‘Flanders,’ answered Private Nash, the young soldier trudging along the narrow communication trench in front of Frankie, as the Australian troops moved in single fileup to the front line in darkness.
‘I know we’re in Flanders! Where in Flanders?’
‘Yeah, but where near Messines?’
‘How should I know? Do I look like an officer or something? Only officers know where they are in this war. Anyway, what’s it matter, Pickles?’
Frankie shrugged. ‘I was just curious, that’s all. I’d like to know where I’m about to die.’
Frankie and Taz are both sixteen-years-old Australians who lie about their age to be accepted into the Australian Army. Their reasons for enlisting are different but the two are united by their youth. Richard is also sixteen-years-old and in the army, but he’s on the opposite side. War is nothing like the adventure the Australian boys imagined when they signed up and nothing has prepared Richard either. The three boys are destined to meet on the battlefields in France, around Villers-Bretoneux, amid the horror and destruction of war. Tank Boys is the story of one of the most well-known battles of WWII from the perspective of three youth and explores the personalities and the politics of both sides of the battle. Although fiction, Tank Boys is based on real tanks, and real battles.

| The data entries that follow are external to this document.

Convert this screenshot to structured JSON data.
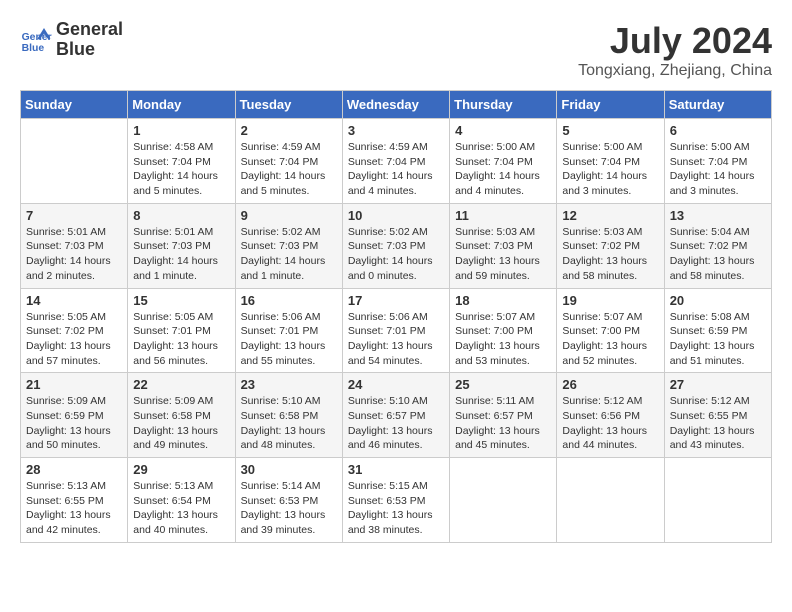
{
  "header": {
    "logo_line1": "General",
    "logo_line2": "Blue",
    "month_year": "July 2024",
    "location": "Tongxiang, Zhejiang, China"
  },
  "days_of_week": [
    "Sunday",
    "Monday",
    "Tuesday",
    "Wednesday",
    "Thursday",
    "Friday",
    "Saturday"
  ],
  "weeks": [
    [
      {
        "day": "",
        "info": ""
      },
      {
        "day": "1",
        "info": "Sunrise: 4:58 AM\nSunset: 7:04 PM\nDaylight: 14 hours\nand 5 minutes."
      },
      {
        "day": "2",
        "info": "Sunrise: 4:59 AM\nSunset: 7:04 PM\nDaylight: 14 hours\nand 5 minutes."
      },
      {
        "day": "3",
        "info": "Sunrise: 4:59 AM\nSunset: 7:04 PM\nDaylight: 14 hours\nand 4 minutes."
      },
      {
        "day": "4",
        "info": "Sunrise: 5:00 AM\nSunset: 7:04 PM\nDaylight: 14 hours\nand 4 minutes."
      },
      {
        "day": "5",
        "info": "Sunrise: 5:00 AM\nSunset: 7:04 PM\nDaylight: 14 hours\nand 3 minutes."
      },
      {
        "day": "6",
        "info": "Sunrise: 5:00 AM\nSunset: 7:04 PM\nDaylight: 14 hours\nand 3 minutes."
      }
    ],
    [
      {
        "day": "7",
        "info": "Sunrise: 5:01 AM\nSunset: 7:03 PM\nDaylight: 14 hours\nand 2 minutes."
      },
      {
        "day": "8",
        "info": "Sunrise: 5:01 AM\nSunset: 7:03 PM\nDaylight: 14 hours\nand 1 minute."
      },
      {
        "day": "9",
        "info": "Sunrise: 5:02 AM\nSunset: 7:03 PM\nDaylight: 14 hours\nand 1 minute."
      },
      {
        "day": "10",
        "info": "Sunrise: 5:02 AM\nSunset: 7:03 PM\nDaylight: 14 hours\nand 0 minutes."
      },
      {
        "day": "11",
        "info": "Sunrise: 5:03 AM\nSunset: 7:03 PM\nDaylight: 13 hours\nand 59 minutes."
      },
      {
        "day": "12",
        "info": "Sunrise: 5:03 AM\nSunset: 7:02 PM\nDaylight: 13 hours\nand 58 minutes."
      },
      {
        "day": "13",
        "info": "Sunrise: 5:04 AM\nSunset: 7:02 PM\nDaylight: 13 hours\nand 58 minutes."
      }
    ],
    [
      {
        "day": "14",
        "info": "Sunrise: 5:05 AM\nSunset: 7:02 PM\nDaylight: 13 hours\nand 57 minutes."
      },
      {
        "day": "15",
        "info": "Sunrise: 5:05 AM\nSunset: 7:01 PM\nDaylight: 13 hours\nand 56 minutes."
      },
      {
        "day": "16",
        "info": "Sunrise: 5:06 AM\nSunset: 7:01 PM\nDaylight: 13 hours\nand 55 minutes."
      },
      {
        "day": "17",
        "info": "Sunrise: 5:06 AM\nSunset: 7:01 PM\nDaylight: 13 hours\nand 54 minutes."
      },
      {
        "day": "18",
        "info": "Sunrise: 5:07 AM\nSunset: 7:00 PM\nDaylight: 13 hours\nand 53 minutes."
      },
      {
        "day": "19",
        "info": "Sunrise: 5:07 AM\nSunset: 7:00 PM\nDaylight: 13 hours\nand 52 minutes."
      },
      {
        "day": "20",
        "info": "Sunrise: 5:08 AM\nSunset: 6:59 PM\nDaylight: 13 hours\nand 51 minutes."
      }
    ],
    [
      {
        "day": "21",
        "info": "Sunrise: 5:09 AM\nSunset: 6:59 PM\nDaylight: 13 hours\nand 50 minutes."
      },
      {
        "day": "22",
        "info": "Sunrise: 5:09 AM\nSunset: 6:58 PM\nDaylight: 13 hours\nand 49 minutes."
      },
      {
        "day": "23",
        "info": "Sunrise: 5:10 AM\nSunset: 6:58 PM\nDaylight: 13 hours\nand 48 minutes."
      },
      {
        "day": "24",
        "info": "Sunrise: 5:10 AM\nSunset: 6:57 PM\nDaylight: 13 hours\nand 46 minutes."
      },
      {
        "day": "25",
        "info": "Sunrise: 5:11 AM\nSunset: 6:57 PM\nDaylight: 13 hours\nand 45 minutes."
      },
      {
        "day": "26",
        "info": "Sunrise: 5:12 AM\nSunset: 6:56 PM\nDaylight: 13 hours\nand 44 minutes."
      },
      {
        "day": "27",
        "info": "Sunrise: 5:12 AM\nSunset: 6:55 PM\nDaylight: 13 hours\nand 43 minutes."
      }
    ],
    [
      {
        "day": "28",
        "info": "Sunrise: 5:13 AM\nSunset: 6:55 PM\nDaylight: 13 hours\nand 42 minutes."
      },
      {
        "day": "29",
        "info": "Sunrise: 5:13 AM\nSunset: 6:54 PM\nDaylight: 13 hours\nand 40 minutes."
      },
      {
        "day": "30",
        "info": "Sunrise: 5:14 AM\nSunset: 6:53 PM\nDaylight: 13 hours\nand 39 minutes."
      },
      {
        "day": "31",
        "info": "Sunrise: 5:15 AM\nSunset: 6:53 PM\nDaylight: 13 hours\nand 38 minutes."
      },
      {
        "day": "",
        "info": ""
      },
      {
        "day": "",
        "info": ""
      },
      {
        "day": "",
        "info": ""
      }
    ]
  ]
}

Tank Boys explores the realities of war. It is not gratuitously graphic but neither does it shy away from the deaths and injuries suffered by soldiers of both sides. It offers a range of different personalities and explores the myriad reasons men fight wars. On one level ‘Tank Boys’ is a ‘Boys Own’-type adventure full of action and adventure, but it also provides many opportunities for discussion about war. There are enough details for readers to be able to ‘walk the trenches’ with the characters, and to learn about the different hardware each side used. As the centenary of the beginning of WWI draws closer, it’s not surprising that there are stories about war being published for young people. From our vantage point, stories that have long been locked up are finding their way into the public consciousness and providing perspectives that were not always evident in earlier times (for many reasons). These stories help us to understand our past and shape our future. Recommended for upper-primary readers.

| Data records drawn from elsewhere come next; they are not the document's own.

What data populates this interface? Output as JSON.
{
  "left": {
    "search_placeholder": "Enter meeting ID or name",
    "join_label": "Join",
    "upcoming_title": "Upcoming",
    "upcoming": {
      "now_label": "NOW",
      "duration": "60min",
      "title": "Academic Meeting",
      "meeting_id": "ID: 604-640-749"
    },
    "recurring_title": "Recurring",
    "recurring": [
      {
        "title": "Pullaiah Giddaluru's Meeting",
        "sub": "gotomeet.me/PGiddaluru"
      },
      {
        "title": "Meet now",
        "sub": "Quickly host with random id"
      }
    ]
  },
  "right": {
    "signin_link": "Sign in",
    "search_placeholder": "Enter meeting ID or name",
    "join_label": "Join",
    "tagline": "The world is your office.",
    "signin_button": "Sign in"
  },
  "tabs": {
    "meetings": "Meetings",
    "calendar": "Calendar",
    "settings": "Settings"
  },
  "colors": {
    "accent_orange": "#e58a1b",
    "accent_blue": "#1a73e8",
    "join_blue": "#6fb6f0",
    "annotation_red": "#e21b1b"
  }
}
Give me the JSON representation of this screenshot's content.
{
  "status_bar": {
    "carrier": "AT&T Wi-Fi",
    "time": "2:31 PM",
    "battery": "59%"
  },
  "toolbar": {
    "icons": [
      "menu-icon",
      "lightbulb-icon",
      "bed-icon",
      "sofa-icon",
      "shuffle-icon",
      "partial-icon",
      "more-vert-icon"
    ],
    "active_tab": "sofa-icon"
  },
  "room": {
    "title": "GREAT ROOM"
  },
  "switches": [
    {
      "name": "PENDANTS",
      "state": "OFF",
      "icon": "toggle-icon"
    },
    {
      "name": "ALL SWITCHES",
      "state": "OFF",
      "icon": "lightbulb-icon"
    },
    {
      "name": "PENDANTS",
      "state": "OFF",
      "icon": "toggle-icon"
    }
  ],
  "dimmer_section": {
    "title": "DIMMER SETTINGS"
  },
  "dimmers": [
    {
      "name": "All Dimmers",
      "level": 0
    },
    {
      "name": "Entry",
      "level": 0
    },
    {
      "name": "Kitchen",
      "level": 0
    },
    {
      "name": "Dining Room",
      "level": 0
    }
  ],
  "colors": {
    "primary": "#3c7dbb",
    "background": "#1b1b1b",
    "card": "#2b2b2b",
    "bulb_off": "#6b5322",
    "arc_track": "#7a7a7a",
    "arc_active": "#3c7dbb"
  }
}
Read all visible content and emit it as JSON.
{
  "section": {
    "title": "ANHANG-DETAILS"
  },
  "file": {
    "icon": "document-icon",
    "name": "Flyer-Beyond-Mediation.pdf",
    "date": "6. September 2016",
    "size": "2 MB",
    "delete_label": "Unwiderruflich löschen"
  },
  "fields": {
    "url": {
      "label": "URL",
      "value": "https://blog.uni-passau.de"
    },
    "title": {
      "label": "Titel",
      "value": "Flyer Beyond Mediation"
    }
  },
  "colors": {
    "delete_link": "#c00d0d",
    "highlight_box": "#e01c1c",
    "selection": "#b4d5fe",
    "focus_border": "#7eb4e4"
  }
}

Tank Boys, Stephen Dando-Collins Random House Australia 2014 ISBN:9780857981301
review by Claire Saxby, Children’s author and bookseller